Like I said, it grows in areas with less natural sunlight, because those areas have a ton of cloud cover or they get a ton of rain. But what if you could provide more light by supplementing the sunlight with outdoor grow lights? Would that have an effect on the tea? Would it make the tea grow faster?
In a way I got my answer in El Paso. No, they weren’t supplementing the natural sunlight with any type of grow light, but the tea here was getting much more natural sunlight. And it seemed to grow very well. It looked healthy and the bushes were quite large.
That said, it was hard to tell, because they had been landscaped so severely. They had been shaped into interesting shapes and such. They looked really cool and I guess it was functional. I mean if you’ve ever seen a tea garden from Japan, they are also landscaped so that they resemble long mounds, kind of like rivets. It looks really cool. And this garden looked really cool too.
My cousin said he actually suggested using tea plants in their backyard instead of the standard rock garden features that you see in El Paso. He thought it would make a cool landscaping feature, since the owners are huge tea enthusiasts.
They loved the idea and are apparently very happy with it. He still gets a lot of work for them, as he cares for their lawn and their backyard regularly. In a way he, and they, have me to thank for that. It was my love for tea that got him to think about planting tea plants in these people’s backyard.
I think it’s pretty cool that I, in my small way, contributed to the spread of tea to an area where it has never been grown before.

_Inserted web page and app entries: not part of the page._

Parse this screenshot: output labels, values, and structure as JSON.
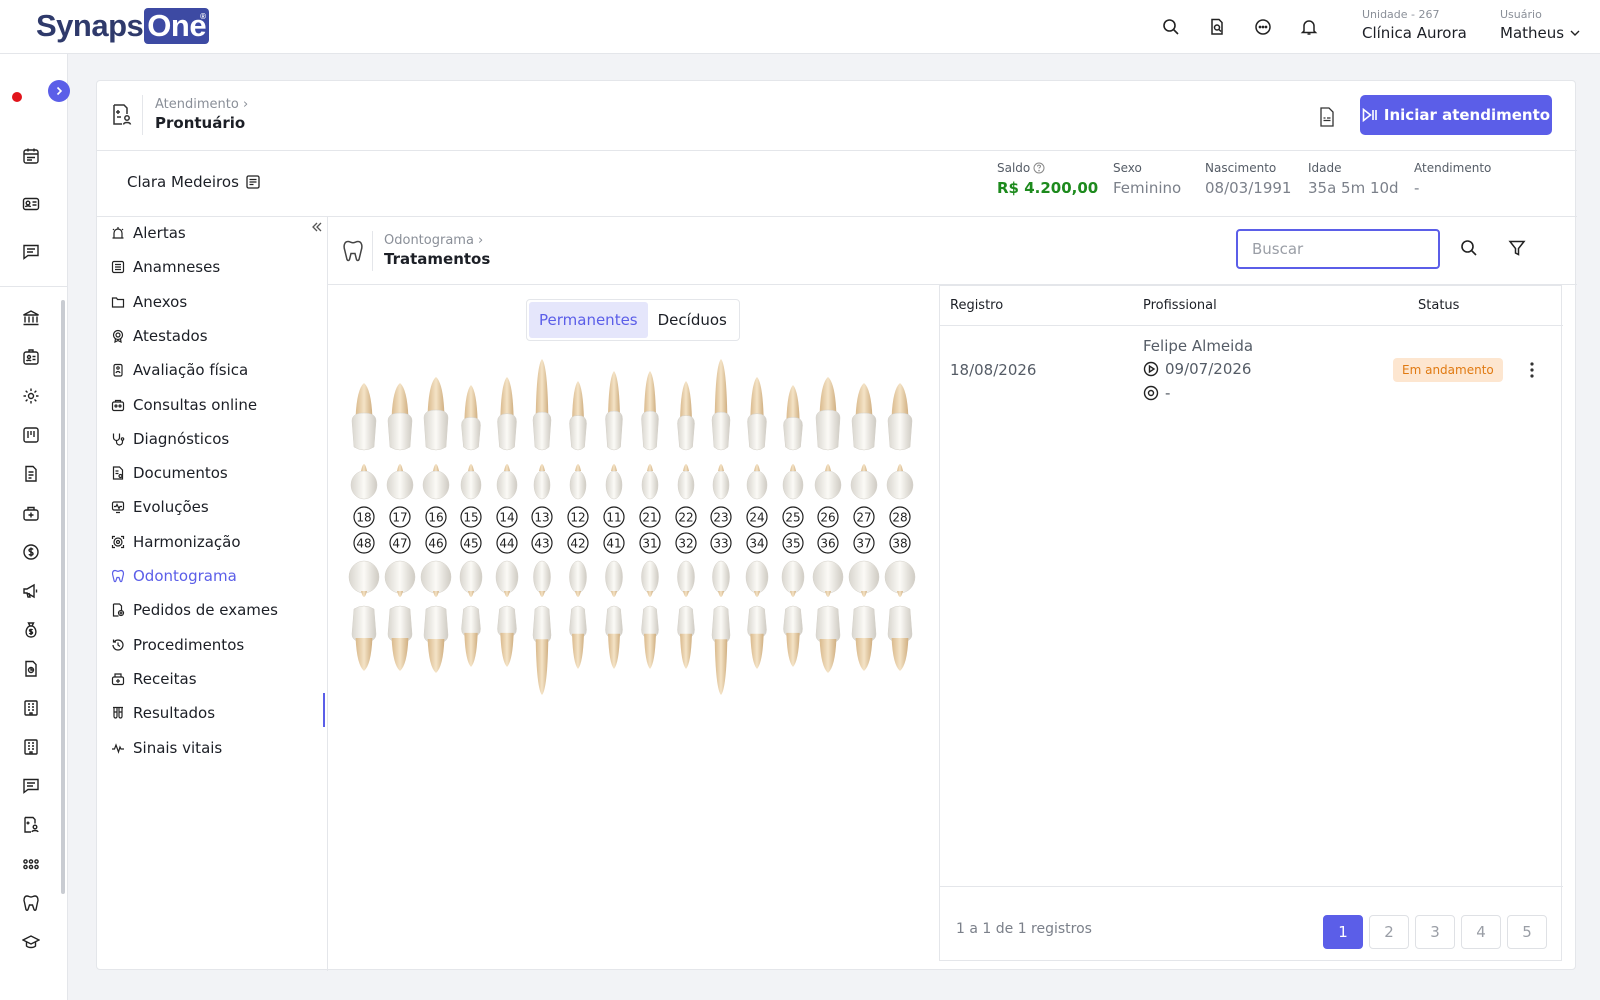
{
  "brand": {
    "part1": "Synaps",
    "part2": "One",
    "mark": "®"
  },
  "topbar": {
    "unit_label": "Unidade - 267",
    "unit_name": "Clínica Aurora",
    "user_label": "Usuário",
    "user_name": "Matheus"
  },
  "header": {
    "breadcrumb": "Atendimento",
    "title": "Prontuário",
    "start_button": "Iniciar atendimento"
  },
  "patient": {
    "name": "Clara Medeiros",
    "balance_label": "Saldo",
    "balance": "R$ 4.200,00",
    "sex_label": "Sexo",
    "sex": "Feminino",
    "birth_label": "Nascimento",
    "birth": "08/03/1991",
    "age_label": "Idade",
    "age": "35a 5m 10d",
    "attendance_label": "Atendimento",
    "attendance": "-"
  },
  "sidenav": {
    "items": [
      {
        "label": "Alertas",
        "icon": "alarm-icon"
      },
      {
        "label": "Anamneses",
        "icon": "list-icon"
      },
      {
        "label": "Anexos",
        "icon": "folder-icon"
      },
      {
        "label": "Atestados",
        "icon": "certificate-icon"
      },
      {
        "label": "Avaliação física",
        "icon": "body-icon"
      },
      {
        "label": "Consultas online",
        "icon": "video-icon"
      },
      {
        "label": "Diagnósticos",
        "icon": "stethoscope-icon"
      },
      {
        "label": "Documentos",
        "icon": "document-icon"
      },
      {
        "label": "Evoluções",
        "icon": "monitor-icon"
      },
      {
        "label": "Harmonização",
        "icon": "face-icon"
      },
      {
        "label": "Odontograma",
        "icon": "tooth-icon"
      },
      {
        "label": "Pedidos de exames",
        "icon": "exam-icon"
      },
      {
        "label": "Procedimentos",
        "icon": "history-icon"
      },
      {
        "label": "Receitas",
        "icon": "pill-icon"
      },
      {
        "label": "Resultados",
        "icon": "tubes-icon"
      },
      {
        "label": "Sinais vitais",
        "icon": "pulse-icon"
      }
    ],
    "active": "Odontograma"
  },
  "content": {
    "breadcrumb": "Odontograma",
    "title": "Tratamentos",
    "search_placeholder": "Buscar"
  },
  "dentition": {
    "tabs": [
      "Permanentes",
      "Decíduos"
    ],
    "active_tab": "Permanentes",
    "upper": [
      "18",
      "17",
      "16",
      "15",
      "14",
      "13",
      "12",
      "11",
      "21",
      "22",
      "23",
      "24",
      "25",
      "26",
      "27",
      "28"
    ],
    "lower": [
      "48",
      "47",
      "46",
      "45",
      "44",
      "43",
      "42",
      "41",
      "31",
      "32",
      "33",
      "34",
      "35",
      "36",
      "37",
      "38"
    ]
  },
  "table": {
    "columns": [
      "Registro",
      "Profissional",
      "Status"
    ],
    "rows": [
      {
        "registro": "18/08/2026",
        "profissional": "Felipe Almeida",
        "inicio": "09/07/2026",
        "fim": "-",
        "status": "Em andamento"
      }
    ],
    "summary": "1 a 1 de 1 registros",
    "pages": [
      "1",
      "2",
      "3",
      "4",
      "5"
    ],
    "current_page": "1"
  },
  "colors": {
    "accent": "#5b5ee8",
    "balance": "#1d8a1d",
    "status_bg": "#fde6d0",
    "status_text": "#e07a12"
  }
}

So my landscaping El Paso cousin is the guy actually responsible for it. I’m the one who put the idea in his head, so I’m obviously going to take all the credit. You’re welcome, world!